Task description: Below are the records; count the lines in which "suffix" occurs and report only that number.

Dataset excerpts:
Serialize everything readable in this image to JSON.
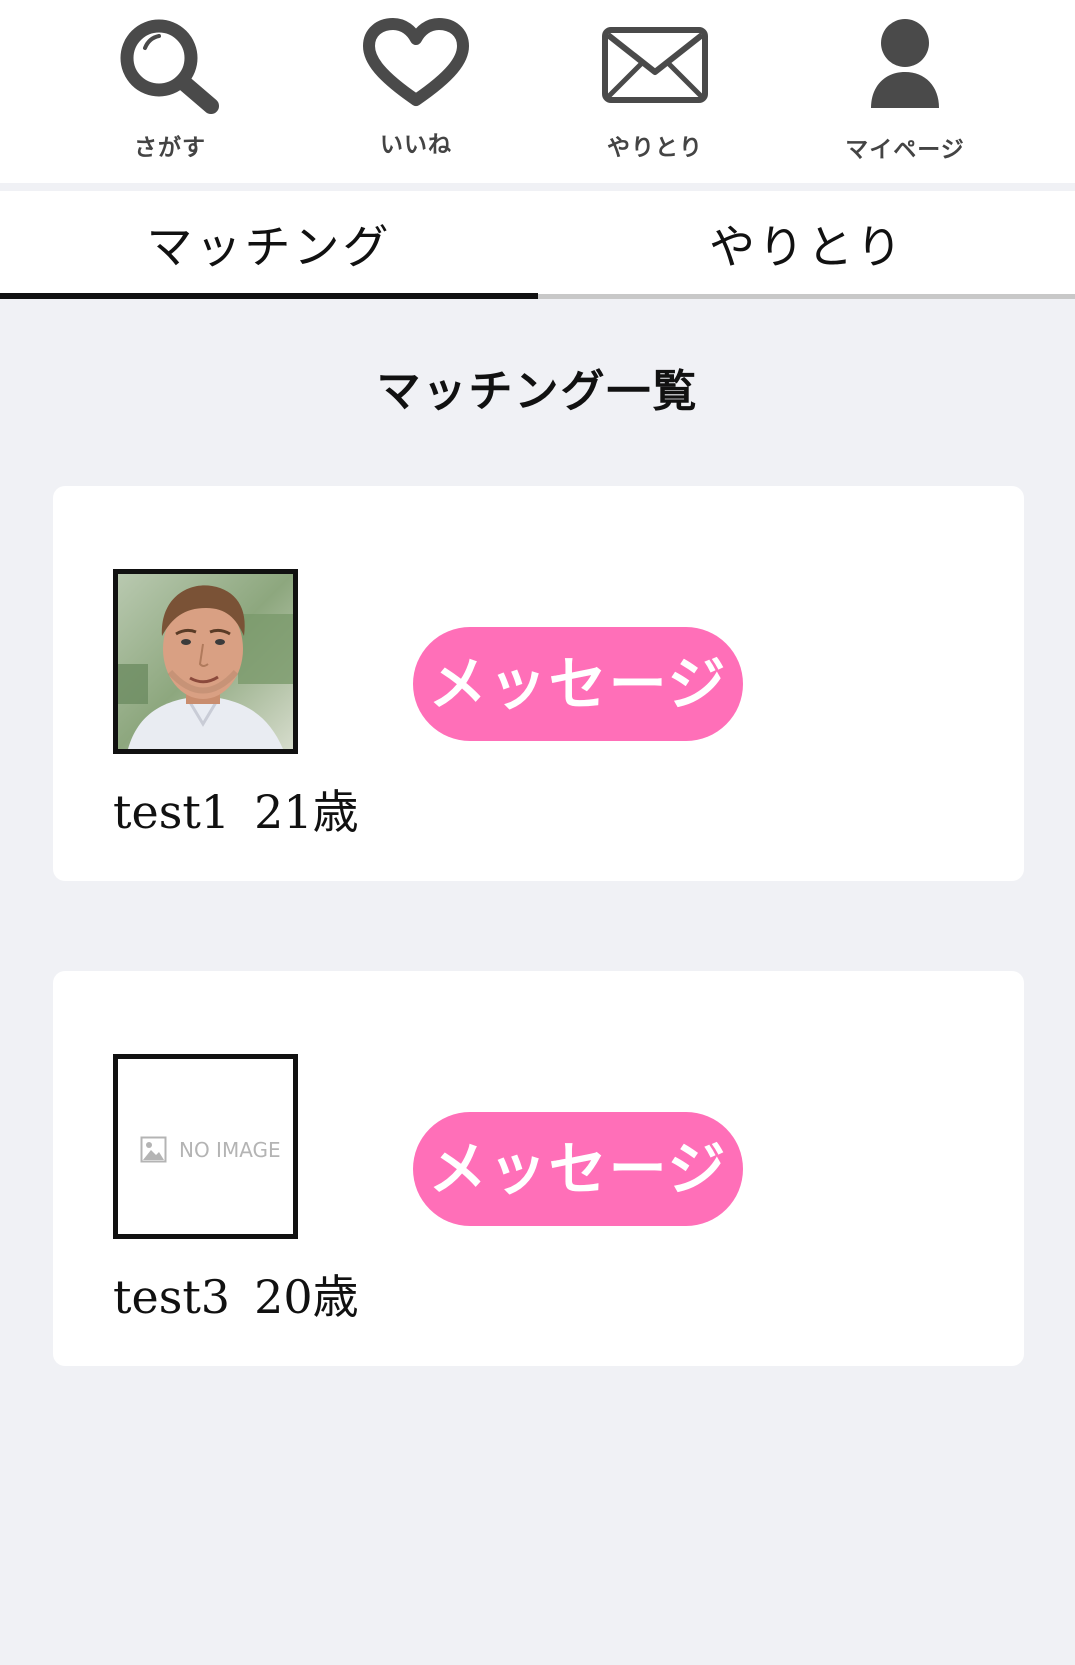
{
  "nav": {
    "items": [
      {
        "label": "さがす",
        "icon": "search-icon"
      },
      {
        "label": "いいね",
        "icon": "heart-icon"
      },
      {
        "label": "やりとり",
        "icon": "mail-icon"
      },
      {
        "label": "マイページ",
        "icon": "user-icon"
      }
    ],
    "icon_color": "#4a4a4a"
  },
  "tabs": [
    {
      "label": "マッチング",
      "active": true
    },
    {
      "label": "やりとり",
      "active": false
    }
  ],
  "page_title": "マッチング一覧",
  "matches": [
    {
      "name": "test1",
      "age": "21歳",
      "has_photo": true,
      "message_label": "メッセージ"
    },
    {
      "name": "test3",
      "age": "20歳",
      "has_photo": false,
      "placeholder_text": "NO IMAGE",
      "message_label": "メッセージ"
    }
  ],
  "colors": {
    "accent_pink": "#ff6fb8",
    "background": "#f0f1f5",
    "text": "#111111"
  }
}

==

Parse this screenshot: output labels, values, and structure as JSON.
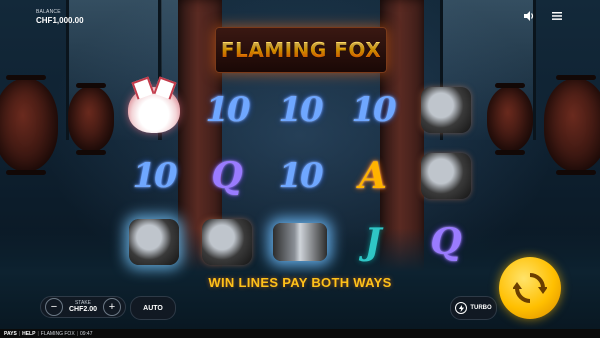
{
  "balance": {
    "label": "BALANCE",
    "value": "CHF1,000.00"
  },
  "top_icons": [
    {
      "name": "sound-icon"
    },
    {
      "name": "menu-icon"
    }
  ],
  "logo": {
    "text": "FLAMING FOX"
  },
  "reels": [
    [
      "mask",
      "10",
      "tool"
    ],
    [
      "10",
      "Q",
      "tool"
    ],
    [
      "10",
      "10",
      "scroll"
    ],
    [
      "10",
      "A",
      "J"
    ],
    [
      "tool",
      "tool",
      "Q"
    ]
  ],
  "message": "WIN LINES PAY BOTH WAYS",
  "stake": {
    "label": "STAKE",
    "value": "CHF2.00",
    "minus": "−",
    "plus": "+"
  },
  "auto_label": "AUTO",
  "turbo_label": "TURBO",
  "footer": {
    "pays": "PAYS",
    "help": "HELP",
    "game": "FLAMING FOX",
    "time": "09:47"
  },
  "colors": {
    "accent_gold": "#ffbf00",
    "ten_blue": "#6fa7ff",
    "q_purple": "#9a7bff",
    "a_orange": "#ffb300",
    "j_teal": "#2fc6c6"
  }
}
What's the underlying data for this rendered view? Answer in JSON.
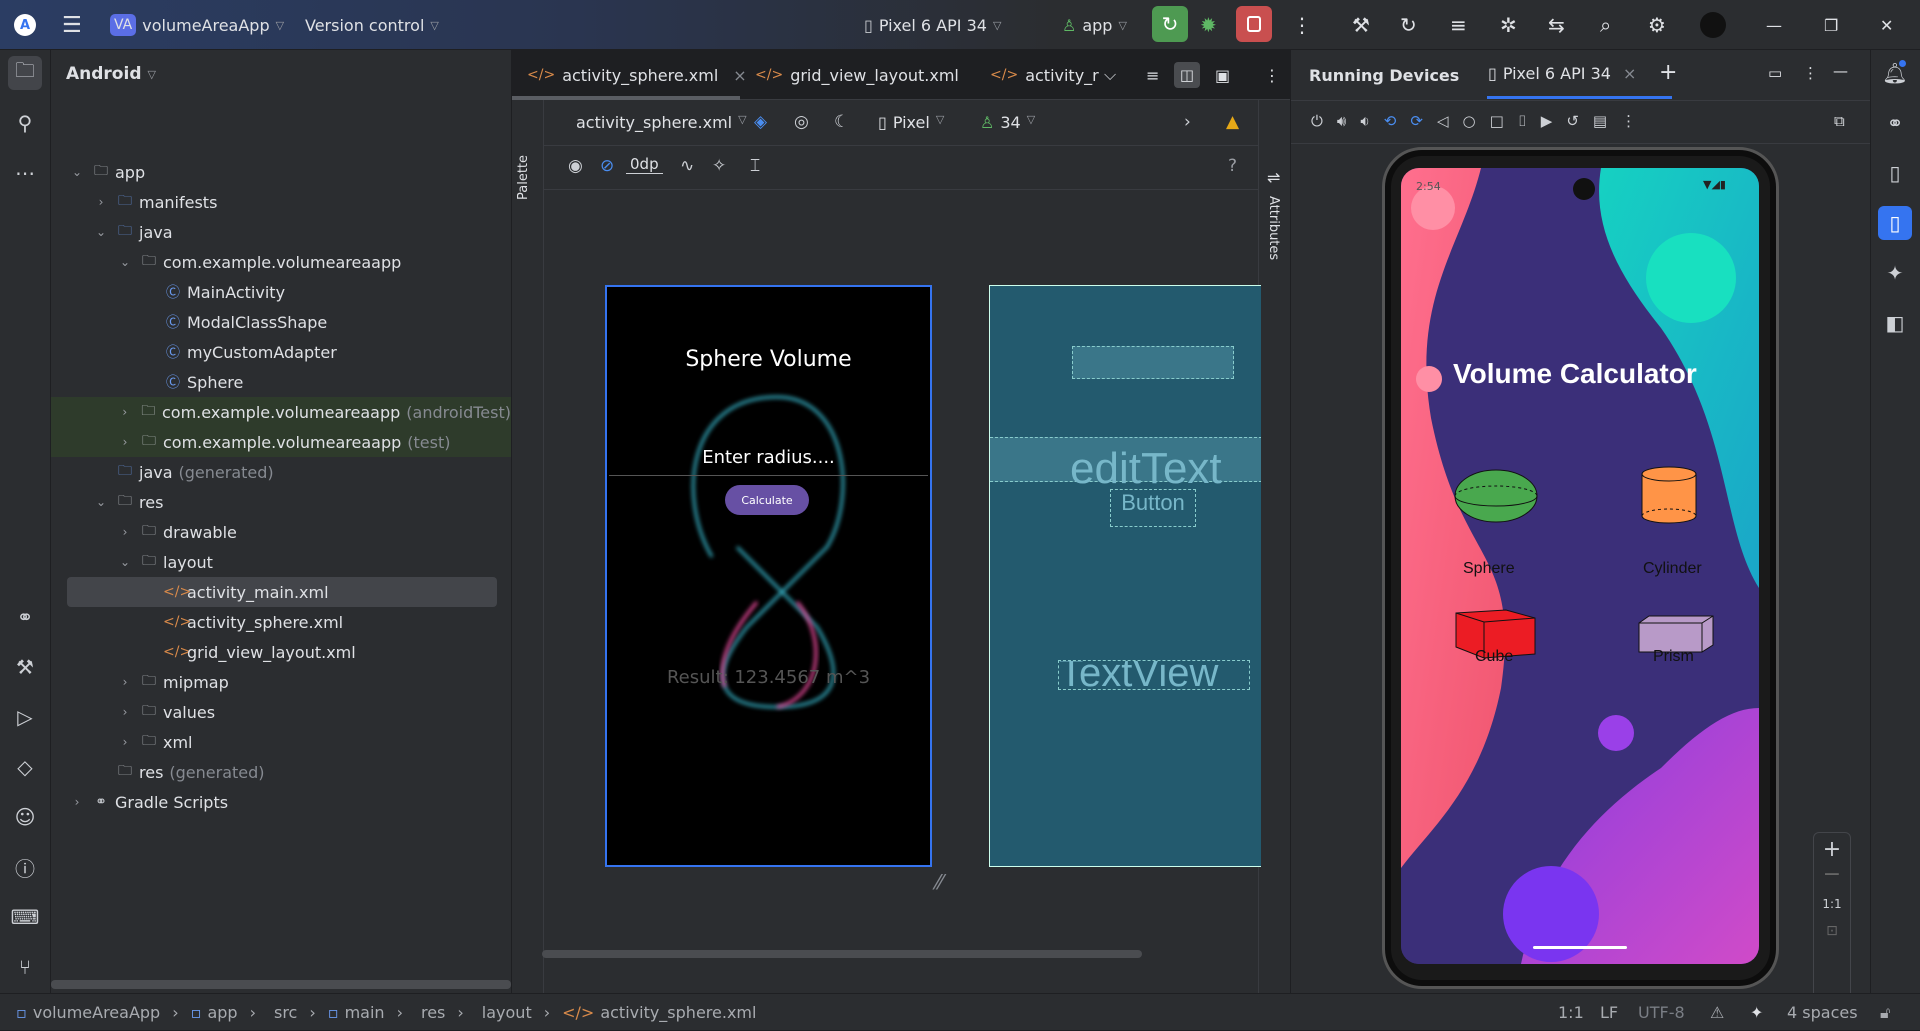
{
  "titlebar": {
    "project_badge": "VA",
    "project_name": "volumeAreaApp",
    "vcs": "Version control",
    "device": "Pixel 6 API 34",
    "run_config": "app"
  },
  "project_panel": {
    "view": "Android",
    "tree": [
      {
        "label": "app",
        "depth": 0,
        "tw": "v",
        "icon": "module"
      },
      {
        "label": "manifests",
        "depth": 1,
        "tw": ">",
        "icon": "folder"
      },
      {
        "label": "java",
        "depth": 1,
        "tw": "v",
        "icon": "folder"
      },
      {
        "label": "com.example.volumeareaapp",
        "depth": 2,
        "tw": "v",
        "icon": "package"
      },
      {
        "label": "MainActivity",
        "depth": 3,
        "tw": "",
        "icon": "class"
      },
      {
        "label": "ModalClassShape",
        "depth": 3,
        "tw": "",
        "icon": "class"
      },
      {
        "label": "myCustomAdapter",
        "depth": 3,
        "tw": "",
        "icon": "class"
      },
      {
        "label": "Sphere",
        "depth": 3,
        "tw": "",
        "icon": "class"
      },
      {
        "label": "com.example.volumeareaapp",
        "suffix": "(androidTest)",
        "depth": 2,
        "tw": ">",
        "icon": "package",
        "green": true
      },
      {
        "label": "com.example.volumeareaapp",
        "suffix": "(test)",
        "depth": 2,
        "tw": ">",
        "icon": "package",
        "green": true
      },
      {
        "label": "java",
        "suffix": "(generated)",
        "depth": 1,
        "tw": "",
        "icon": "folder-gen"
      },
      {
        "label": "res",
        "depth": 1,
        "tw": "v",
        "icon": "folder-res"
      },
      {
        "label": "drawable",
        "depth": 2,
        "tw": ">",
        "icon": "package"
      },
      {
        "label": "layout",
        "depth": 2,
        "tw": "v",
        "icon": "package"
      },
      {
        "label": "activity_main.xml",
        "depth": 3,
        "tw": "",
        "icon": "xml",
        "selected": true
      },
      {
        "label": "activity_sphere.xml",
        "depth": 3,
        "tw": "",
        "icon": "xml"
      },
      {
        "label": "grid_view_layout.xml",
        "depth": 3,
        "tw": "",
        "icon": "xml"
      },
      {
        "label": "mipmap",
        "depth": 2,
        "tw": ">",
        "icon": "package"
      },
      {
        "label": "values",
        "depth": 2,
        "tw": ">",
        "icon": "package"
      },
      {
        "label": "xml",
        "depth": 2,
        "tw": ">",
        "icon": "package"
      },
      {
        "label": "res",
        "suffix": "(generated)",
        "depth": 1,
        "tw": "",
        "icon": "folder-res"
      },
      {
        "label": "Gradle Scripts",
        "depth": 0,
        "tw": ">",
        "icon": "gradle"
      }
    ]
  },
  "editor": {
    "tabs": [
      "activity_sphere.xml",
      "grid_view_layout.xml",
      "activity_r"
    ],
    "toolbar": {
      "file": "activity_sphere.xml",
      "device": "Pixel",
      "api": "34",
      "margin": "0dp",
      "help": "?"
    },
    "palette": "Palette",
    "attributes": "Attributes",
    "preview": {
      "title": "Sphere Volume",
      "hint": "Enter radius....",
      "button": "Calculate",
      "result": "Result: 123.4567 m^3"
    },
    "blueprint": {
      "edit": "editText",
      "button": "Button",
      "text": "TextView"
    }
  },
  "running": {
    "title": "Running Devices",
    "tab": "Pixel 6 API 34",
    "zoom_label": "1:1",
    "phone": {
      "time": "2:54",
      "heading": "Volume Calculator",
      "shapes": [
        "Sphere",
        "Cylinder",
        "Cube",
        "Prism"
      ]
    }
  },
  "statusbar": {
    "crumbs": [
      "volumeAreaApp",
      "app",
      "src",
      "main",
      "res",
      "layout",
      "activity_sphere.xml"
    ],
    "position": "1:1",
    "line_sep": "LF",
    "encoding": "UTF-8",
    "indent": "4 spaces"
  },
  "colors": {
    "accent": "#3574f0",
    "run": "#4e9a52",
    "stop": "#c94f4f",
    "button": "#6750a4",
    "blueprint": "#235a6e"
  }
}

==

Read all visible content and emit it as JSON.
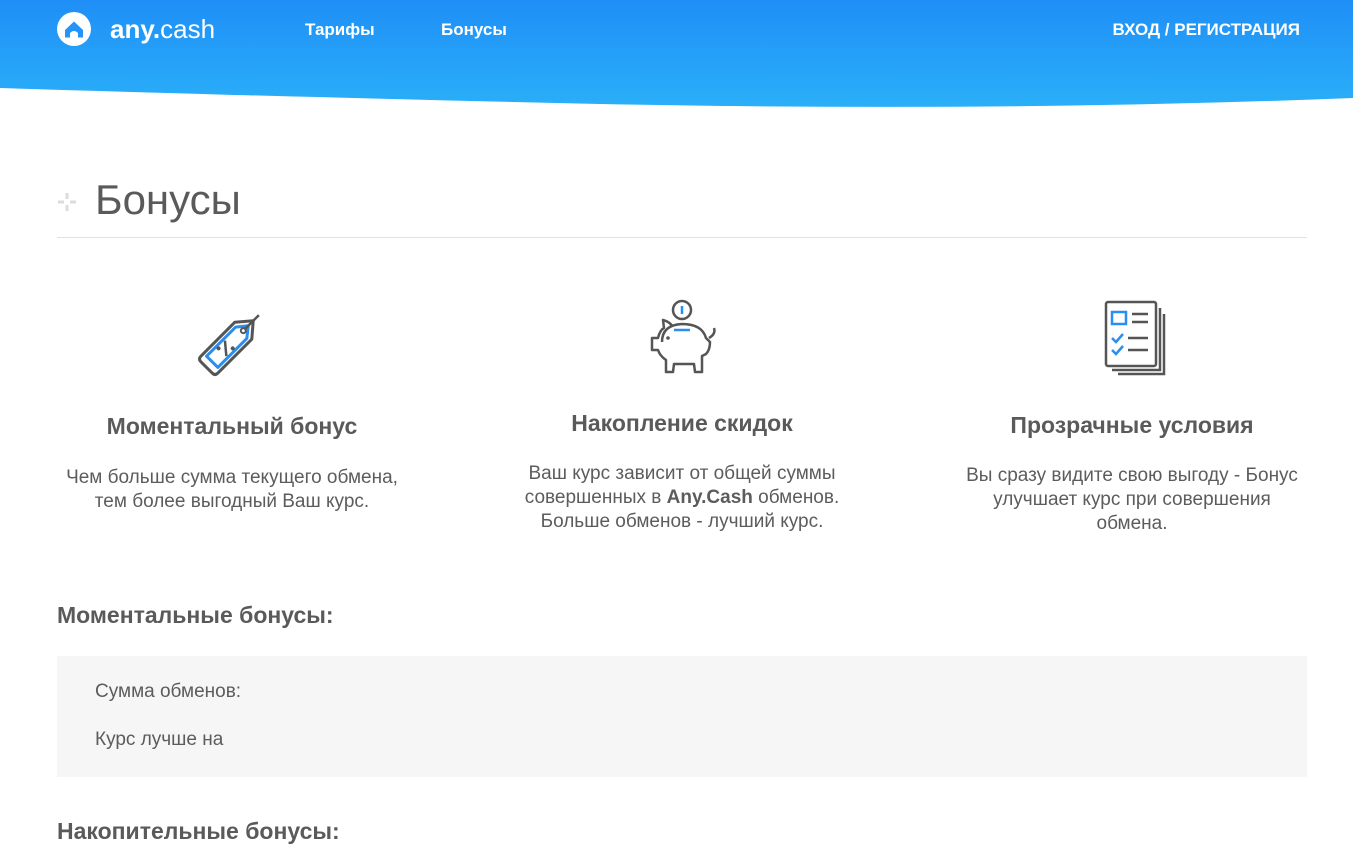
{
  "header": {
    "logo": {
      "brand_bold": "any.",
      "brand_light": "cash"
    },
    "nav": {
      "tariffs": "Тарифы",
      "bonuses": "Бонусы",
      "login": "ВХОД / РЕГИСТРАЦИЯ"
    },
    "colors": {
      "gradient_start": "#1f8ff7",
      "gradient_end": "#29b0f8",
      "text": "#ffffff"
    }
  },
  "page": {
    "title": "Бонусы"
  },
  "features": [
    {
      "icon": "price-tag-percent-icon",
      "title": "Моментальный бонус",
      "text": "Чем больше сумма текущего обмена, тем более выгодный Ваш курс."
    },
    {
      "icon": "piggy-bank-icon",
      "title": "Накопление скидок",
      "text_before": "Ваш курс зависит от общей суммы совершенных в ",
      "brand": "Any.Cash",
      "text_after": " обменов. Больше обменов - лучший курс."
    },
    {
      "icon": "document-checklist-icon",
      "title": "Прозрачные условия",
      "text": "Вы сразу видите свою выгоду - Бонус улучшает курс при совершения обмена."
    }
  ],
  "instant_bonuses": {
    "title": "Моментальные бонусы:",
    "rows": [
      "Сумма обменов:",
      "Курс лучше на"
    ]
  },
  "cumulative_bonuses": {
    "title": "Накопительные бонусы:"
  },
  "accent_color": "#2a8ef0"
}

Written response: 4